For less raunchy and more traditional holiday fiction try Melissa Hill's best-seller Something From Tiffany's (Hodder & Stoughton, paperback, €12.99), Patricia Scanlan's Love & Marriage (Bantam Press, paperback, out on July 7, €13.99) or Consequences (Hachette Books Ireland, paperback, €13.99) by Muriel Bolger. All three Irish authors are good at detailing emotional human stories. In Something From Tiffany's, two very different men go to the iconic New York store to buy two very different gifts. Ethan, a widower, purchases an engagement ring for his girlfriend Vanessa, which he intends to give her on Christmas Day. Meanwhile, cheapskate Gary gets the cheapest charm bracelet he can for his girlfriend Rachel. After an incident with a taxi, Gary and Ethan get their Tiffany bags mixed up which makes for a very surprising Christmas Day for their respective girlfriends.
Bolger's Consequences starts out with three couples and one bachelor spending a two-week holiday in Spain. The "consequences" of the title emerge when they return to Dublin, with marriages under threat, terminal illness and infidelity -- the stories of all the individuals involved intertwine and there's no shortage of drama. Family sagas and intertwined stories are familiar themes to fans of Patricia Scanlan and her latest book Love and Marriage will certainly not disappoint them. This is the third part of the trilogy which included Forgive and Forget and Happily Ever After. Set in post-crash Ireland it follows Barry and Aimee as they deal with the dramas of everyday family life.
Some people will dismiss these books as "candyfloss" or "trash". Let them. There's a time for reading Ulysses and trust me, it's not on the beach or in a rain-battered caravan.
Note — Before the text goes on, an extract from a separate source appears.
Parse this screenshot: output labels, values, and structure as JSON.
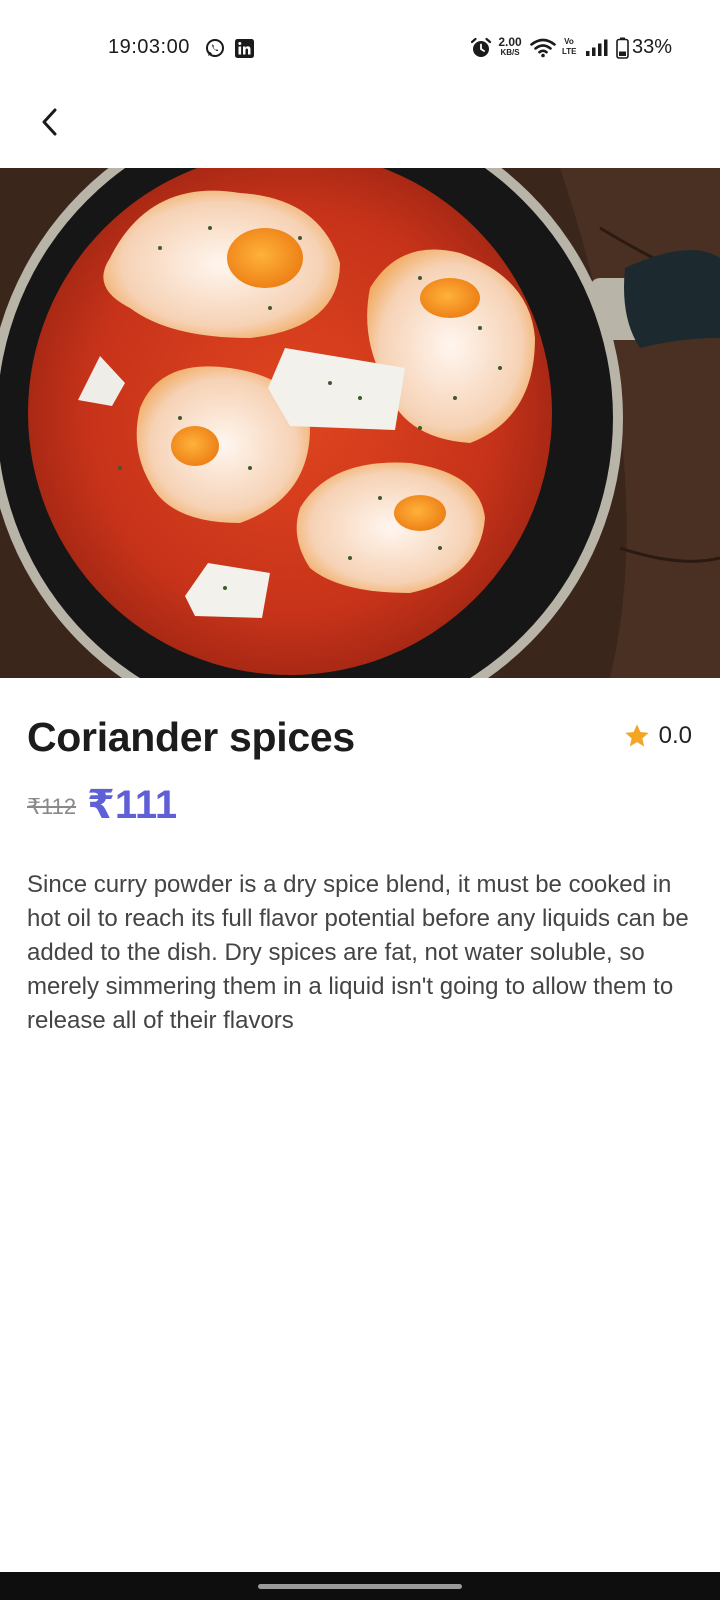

So, forget intellectual pretensions and treat yourself to a little fantasy and fizz. Your brain deserves a holiday just as much as your body.